The great blog that chronicles this build concludes, “Our building partnership believes that managing that risk should reduce the probability of: being hurt financially by rising energy prices, not being able to afford the aggregate cost of the home over the life of the mortgage, building failures, unhealthy buildings, and the effect of our consumption on our planet.”
Read more about this project at: homebase07.blogspot.com
General Specs and Team
|Additional Notes:||**Project completed:** August 2008|
Project initiator, manager, contractor, teacher: Roger Beck, Home B.A.S.E. Foundation Owner: Columbus Housing Partnership (CHP) Consulting engineers: Betsy Pettit, Building Science Corp.; Hasbrouck Engineering; Hoy Surveying Renewable energy consultant: Green Energy Ohio Architect: Joe Sullivan, AIA, Sullivan/Bruck Architects Project coordinator/LEED consultant: Joshua Lloyd, Associate AIA, LEED AP, Phillip Markwood Architects Interior design: Cynthia Grauduss, Grauduss Architecture and Design Major materials donors: The Contract Lumber Corporation, The Home Depot, Edward Mooney and Moses Insulation
Foundation: 4-in. concrete slab over 2-in. XPS foam (R-10); 8-in. poured concrete walls; 2x4 wood studs on flat and spaced 24 in. o.c.; 2-lb. soy-based spray-foam in bays (R-23)
Walls: 2x6 studs at 24 in. o.c.; 2 in. closed-cell soy foam and 31/2-in. dense-pack cellulose; 1/2-in. OSB sheathing, caulked and sealed; house wrap (Tyvek); 1-in. XPS foam, horizontal joints flashed; fiber-cement siding with air gap (R-31 total)
Windows: triple-glazed, U=0.19, (Gilkey)
Roof: 2x4 trusses at 24 in. o.c.; 14-in. cellulose insulation in attic; 3/4-in. plywood sheathing; waterproof membrane; standing-seam metal roof (R-49)
- Building envelope and ducts very tightly sealed (.15 NACH)
- Airtight drywall installation
- Comprehensive insulation: sprayed foam, cellulose, exterior and subslab XPS
- Fluorescent and LED lighting throughout
- Simple form and massing done on a 2-ft. module
- highest-rated Energy Star appliances
Heating/cooling: 97% AFUE gas furnace (Bryant); 13.5 SEER air conditioner, 12 kBtu (Carrier)
Water heating: 40-gal. tank; 34,000-Btu evacuated-tube solar collector (Apricus); on PEX central distribution panel (Manabloc).
HERS rating= 27
Annual energy use: N/A (house is being used as a showcase for green sustainable construction for two years
Annual utility cost: $767 (estimated)
- Low-flow 1.1 gal./flush pressure-assisted toilets (Gerber)
- Low-flow faucets
- Xeriscaping, native plants, minimal turf
- Dry well (stormwater dissipation)
- Rain garden sized for 100-year event (virtually all stormwater stays on-site)
Indoor Air Quality
- All finishes, sealants, and glues low- or no-VOC

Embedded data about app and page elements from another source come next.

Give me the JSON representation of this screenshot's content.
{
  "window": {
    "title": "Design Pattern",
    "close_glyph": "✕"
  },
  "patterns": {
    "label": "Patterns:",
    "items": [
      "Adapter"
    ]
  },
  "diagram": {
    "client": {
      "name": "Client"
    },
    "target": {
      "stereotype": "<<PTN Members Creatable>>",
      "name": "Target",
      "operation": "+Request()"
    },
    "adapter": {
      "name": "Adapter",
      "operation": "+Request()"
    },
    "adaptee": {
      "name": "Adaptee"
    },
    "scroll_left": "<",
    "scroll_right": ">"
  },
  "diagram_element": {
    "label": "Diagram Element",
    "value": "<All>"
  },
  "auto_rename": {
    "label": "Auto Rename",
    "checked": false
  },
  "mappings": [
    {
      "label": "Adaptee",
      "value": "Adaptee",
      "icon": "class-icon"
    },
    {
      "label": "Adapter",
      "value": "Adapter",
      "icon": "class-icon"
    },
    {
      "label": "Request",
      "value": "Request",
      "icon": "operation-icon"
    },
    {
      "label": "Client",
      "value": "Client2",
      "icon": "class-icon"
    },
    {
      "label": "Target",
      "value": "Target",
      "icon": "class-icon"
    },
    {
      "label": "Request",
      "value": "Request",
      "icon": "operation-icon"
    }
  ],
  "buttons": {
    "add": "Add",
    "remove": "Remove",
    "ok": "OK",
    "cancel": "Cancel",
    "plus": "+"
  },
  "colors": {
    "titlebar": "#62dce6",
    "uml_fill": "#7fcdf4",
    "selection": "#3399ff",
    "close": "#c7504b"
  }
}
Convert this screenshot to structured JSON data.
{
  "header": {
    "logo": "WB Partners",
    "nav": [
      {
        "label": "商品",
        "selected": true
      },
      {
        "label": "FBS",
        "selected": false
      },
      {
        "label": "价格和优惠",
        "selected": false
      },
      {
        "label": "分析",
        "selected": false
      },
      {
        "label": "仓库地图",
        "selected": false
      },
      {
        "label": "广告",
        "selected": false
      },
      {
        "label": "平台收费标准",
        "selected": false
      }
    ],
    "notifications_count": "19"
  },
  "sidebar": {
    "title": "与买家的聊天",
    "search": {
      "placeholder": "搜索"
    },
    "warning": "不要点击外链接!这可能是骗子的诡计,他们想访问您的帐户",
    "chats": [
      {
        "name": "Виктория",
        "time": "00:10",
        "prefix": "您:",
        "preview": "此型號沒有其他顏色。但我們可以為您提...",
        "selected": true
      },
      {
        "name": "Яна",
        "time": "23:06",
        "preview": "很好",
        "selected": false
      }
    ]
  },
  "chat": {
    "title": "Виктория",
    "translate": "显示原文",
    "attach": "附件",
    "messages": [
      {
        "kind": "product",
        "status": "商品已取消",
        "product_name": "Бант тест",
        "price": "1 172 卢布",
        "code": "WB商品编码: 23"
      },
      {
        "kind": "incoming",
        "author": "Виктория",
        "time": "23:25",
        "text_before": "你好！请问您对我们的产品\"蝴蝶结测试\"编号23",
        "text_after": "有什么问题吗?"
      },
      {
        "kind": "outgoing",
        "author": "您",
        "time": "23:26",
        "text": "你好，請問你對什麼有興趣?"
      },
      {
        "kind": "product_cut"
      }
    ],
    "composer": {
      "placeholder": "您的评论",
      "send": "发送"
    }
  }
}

- Donated blemished wood flooring
- No-VOC carpet
- Recycled-content ceramic tiles
- Bath fan timers
- Fan cycler installed on fresh-air intake
- Cabinetry made from FSC lumber
- Radon-tight sump
- Tightly sealed ductwork
- Integral footing form/foundation drain
Green Materials and Resource Efficiency
Alternate Energy Utilization
PV: 2 kW, grid-tied
*LEED for Homes:* platinum (89 of 85 required)
*Energy Star:* 5+ stars